Land and Skin (20 min) weaves together the story of the birth of my grandmother's first child (my father) and the birth of my first son. This three minute excerpt reveals vast differences in our experiences, language and culture.

video



Post Partum Letter
(excerpt): this is a video letter to my mother made shortly after the birth of my older son.

video

Artists Statement

Lineage, video installation

My work springs from a love of stories and an unabashedly feminist sensibility. While I make video, perform and collect stories, knit and construct environments, I improvise new dynamic relationships between meaning and material stuff, personal and political, spiritual and corporeal, fantastical and mundane, individual and community.

Story offers a way to reveal and to embrace contradiction, the contradictions of a culture that lauds traditional family values yet restricts how we love one another; a culture that raises motherhood on a pedestal yet tolerates daily violence against women; a culture that simultaneously perpetuates a fascination with the “other” while obsessed with securing its borders.

One recurring theme in my work is the story of navigating through culture and identity. As an immigrant who exchanged Taiwanese citizenship for U.S. citizenship over 25 years ago, even my own extended family view me as an outsider. Raised in the United States, I can no longer fluently communicate with our Taiwanese-speaking relatives. Yet my immediate family sustains a kind of weak link with those across the ocean. The word, “family”, conjures up contradictory feelings of love, longing and grief. I strive to make cultural barriers more fluid and make art in sympathy with all border-crossers.

The border that hangs tenuously between art and life also becomes more flexible in my work as my stories weave between oral history and fantasy and as I share authorship with participatory audiences. I stage interactive experiences, keeping alive a commitment to making art more accessible and integrated with daily life.

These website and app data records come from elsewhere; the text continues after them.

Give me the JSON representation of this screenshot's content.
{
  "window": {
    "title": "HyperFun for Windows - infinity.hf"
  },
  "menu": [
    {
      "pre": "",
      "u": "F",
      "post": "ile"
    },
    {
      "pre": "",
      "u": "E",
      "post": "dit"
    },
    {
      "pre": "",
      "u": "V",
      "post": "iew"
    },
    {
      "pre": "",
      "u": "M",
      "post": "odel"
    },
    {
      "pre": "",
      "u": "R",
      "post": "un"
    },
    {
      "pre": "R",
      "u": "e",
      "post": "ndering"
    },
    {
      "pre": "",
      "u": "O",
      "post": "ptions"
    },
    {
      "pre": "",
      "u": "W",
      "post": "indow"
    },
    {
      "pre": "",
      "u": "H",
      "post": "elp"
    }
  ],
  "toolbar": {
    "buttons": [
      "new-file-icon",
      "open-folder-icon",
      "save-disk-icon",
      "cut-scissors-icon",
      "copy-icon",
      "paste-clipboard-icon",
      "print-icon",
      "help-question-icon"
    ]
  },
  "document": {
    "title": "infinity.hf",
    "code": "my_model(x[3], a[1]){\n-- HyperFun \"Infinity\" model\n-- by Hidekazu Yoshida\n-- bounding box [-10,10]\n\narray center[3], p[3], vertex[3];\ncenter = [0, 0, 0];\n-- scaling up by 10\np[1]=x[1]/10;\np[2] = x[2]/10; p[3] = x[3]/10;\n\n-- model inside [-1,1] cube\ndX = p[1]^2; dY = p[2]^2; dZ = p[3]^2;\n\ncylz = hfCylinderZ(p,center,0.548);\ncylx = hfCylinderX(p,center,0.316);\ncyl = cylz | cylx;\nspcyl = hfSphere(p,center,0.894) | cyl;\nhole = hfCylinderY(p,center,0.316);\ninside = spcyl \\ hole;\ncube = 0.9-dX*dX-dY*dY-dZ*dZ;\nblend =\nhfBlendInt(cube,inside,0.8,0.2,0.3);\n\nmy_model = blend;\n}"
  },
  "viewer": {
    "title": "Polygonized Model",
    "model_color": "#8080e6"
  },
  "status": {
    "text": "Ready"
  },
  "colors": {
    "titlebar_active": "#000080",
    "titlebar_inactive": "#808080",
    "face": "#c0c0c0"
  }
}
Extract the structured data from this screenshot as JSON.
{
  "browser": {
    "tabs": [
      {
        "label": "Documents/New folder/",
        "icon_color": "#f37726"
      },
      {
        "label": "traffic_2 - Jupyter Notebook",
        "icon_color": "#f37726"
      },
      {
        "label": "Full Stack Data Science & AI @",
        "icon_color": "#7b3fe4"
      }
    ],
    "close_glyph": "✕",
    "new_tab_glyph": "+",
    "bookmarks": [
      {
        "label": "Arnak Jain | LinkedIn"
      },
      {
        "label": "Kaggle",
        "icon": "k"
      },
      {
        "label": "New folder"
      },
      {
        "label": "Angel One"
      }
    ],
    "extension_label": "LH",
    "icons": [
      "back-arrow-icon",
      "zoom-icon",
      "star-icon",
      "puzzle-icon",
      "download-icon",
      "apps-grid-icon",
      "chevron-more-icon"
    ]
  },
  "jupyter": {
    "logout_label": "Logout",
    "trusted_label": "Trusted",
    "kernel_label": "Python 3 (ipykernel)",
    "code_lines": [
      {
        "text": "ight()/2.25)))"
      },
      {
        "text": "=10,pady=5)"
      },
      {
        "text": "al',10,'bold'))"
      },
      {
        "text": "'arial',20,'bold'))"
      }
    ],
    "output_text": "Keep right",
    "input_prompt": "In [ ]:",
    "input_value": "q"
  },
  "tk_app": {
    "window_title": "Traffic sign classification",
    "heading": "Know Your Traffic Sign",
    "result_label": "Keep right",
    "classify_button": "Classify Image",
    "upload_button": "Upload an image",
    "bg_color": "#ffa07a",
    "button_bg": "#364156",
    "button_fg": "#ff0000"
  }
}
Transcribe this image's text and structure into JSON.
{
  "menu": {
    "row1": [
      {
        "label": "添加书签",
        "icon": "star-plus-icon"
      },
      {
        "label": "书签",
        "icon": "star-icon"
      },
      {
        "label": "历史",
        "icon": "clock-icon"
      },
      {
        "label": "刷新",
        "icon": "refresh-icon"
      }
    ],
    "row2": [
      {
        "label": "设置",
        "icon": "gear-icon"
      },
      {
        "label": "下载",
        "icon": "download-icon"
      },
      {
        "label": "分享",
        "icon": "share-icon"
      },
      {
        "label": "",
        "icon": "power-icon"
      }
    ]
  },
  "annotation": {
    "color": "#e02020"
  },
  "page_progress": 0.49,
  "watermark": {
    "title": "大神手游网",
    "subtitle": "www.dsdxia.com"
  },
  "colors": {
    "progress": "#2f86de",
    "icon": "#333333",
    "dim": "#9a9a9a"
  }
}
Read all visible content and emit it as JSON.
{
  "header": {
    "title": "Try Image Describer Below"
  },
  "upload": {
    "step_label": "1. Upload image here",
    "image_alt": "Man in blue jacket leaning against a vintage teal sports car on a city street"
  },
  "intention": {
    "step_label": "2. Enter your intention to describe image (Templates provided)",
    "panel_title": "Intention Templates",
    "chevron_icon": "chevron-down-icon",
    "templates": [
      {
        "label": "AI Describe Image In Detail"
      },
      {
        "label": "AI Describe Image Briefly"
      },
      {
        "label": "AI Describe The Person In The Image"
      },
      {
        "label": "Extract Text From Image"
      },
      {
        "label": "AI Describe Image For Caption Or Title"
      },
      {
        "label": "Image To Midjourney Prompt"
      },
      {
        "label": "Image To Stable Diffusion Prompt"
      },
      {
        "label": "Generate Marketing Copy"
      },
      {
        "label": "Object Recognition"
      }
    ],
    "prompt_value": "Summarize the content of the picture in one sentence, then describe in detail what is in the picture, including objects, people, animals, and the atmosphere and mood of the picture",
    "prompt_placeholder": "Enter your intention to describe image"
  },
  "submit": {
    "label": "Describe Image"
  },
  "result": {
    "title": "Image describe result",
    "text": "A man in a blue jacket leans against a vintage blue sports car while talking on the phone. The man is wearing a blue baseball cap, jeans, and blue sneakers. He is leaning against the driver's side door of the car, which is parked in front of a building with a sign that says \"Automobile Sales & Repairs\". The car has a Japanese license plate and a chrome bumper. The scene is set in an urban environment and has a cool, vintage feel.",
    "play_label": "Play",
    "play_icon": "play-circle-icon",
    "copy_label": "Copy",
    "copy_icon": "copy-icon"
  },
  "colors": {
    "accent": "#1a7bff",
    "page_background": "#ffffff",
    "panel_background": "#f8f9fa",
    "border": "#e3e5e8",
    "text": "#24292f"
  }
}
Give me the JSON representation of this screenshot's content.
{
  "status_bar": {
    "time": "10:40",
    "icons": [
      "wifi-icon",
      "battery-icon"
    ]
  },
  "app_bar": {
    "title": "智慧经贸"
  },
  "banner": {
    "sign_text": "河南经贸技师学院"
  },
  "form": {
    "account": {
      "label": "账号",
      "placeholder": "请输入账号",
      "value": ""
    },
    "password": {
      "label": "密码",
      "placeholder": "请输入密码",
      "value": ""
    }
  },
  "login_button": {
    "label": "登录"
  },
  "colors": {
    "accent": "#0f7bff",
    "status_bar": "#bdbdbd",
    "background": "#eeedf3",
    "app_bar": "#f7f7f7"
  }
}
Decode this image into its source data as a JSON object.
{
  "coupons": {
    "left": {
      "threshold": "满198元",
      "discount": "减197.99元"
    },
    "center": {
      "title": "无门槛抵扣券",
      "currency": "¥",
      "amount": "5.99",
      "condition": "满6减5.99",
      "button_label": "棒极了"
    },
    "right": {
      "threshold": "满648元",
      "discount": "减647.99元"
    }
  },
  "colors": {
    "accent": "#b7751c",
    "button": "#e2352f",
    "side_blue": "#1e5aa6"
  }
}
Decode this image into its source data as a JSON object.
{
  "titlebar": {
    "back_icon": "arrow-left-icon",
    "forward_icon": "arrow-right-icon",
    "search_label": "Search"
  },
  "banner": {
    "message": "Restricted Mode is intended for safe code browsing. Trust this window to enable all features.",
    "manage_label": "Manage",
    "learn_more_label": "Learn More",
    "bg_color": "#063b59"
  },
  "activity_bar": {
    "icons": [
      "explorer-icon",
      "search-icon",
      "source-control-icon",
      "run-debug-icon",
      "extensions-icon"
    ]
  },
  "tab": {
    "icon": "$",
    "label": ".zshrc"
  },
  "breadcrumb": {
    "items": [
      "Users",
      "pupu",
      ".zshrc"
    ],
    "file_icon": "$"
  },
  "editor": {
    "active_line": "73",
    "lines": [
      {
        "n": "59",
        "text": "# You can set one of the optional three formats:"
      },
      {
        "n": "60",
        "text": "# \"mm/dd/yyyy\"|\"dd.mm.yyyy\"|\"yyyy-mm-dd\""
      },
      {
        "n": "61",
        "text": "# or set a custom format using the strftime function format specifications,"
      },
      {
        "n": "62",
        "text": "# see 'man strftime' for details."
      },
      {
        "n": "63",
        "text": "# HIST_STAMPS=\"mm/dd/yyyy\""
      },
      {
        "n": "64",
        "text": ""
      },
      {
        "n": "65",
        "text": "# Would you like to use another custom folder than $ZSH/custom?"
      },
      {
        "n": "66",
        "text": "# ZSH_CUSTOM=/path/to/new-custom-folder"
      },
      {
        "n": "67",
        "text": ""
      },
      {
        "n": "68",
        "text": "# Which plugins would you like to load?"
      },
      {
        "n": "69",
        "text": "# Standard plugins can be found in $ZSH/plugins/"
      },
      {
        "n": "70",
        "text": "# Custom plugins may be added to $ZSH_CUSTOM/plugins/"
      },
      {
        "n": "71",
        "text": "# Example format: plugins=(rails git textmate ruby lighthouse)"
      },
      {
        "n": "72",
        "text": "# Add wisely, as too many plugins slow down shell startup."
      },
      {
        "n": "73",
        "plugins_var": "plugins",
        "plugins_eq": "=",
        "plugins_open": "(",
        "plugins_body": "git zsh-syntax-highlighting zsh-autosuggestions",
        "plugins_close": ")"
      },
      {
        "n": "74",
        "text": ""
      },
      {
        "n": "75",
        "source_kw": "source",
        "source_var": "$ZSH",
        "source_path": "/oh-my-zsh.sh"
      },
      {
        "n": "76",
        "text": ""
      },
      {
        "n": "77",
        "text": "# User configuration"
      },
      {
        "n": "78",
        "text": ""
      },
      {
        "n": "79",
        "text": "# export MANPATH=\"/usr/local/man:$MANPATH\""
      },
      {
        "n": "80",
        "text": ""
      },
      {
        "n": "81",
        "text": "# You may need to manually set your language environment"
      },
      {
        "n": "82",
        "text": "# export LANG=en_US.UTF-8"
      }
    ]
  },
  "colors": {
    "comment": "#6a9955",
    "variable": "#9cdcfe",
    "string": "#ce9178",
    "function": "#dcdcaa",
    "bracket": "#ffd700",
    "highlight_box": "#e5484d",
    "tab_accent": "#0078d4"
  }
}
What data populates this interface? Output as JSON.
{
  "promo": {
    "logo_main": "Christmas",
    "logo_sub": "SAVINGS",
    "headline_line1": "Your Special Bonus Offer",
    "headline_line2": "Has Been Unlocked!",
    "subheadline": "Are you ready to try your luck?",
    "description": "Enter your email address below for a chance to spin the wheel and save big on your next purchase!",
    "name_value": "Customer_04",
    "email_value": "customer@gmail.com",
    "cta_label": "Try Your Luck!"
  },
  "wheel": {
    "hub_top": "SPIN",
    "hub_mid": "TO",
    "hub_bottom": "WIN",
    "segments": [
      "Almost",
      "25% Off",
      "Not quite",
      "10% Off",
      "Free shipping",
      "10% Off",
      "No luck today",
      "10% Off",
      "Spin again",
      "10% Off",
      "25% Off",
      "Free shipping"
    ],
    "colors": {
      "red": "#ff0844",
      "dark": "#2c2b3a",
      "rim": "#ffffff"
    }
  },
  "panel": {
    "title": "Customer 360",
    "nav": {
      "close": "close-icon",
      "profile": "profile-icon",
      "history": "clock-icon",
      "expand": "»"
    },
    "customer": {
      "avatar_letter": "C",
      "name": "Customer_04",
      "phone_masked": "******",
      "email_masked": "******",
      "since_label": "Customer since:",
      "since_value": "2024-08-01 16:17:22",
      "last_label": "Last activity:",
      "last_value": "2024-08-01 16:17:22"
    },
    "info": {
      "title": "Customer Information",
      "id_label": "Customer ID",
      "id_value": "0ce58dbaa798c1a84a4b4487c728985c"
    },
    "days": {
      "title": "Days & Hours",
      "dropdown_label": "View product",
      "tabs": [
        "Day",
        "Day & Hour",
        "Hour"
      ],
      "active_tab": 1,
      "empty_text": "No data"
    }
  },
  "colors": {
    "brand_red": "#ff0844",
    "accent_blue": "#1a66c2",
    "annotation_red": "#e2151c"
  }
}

Just prior to my most recent move, I was told of an ordinance still in the books that stated, “No persons of Chinese descent may purchase this house.” The words provoked a deep interest in the question of how a neighborhood identity comes into being. Who holds the power and privilege to make a neighborhood what it is? My current project uses oral history and community engagement to forge a collective answer to this question.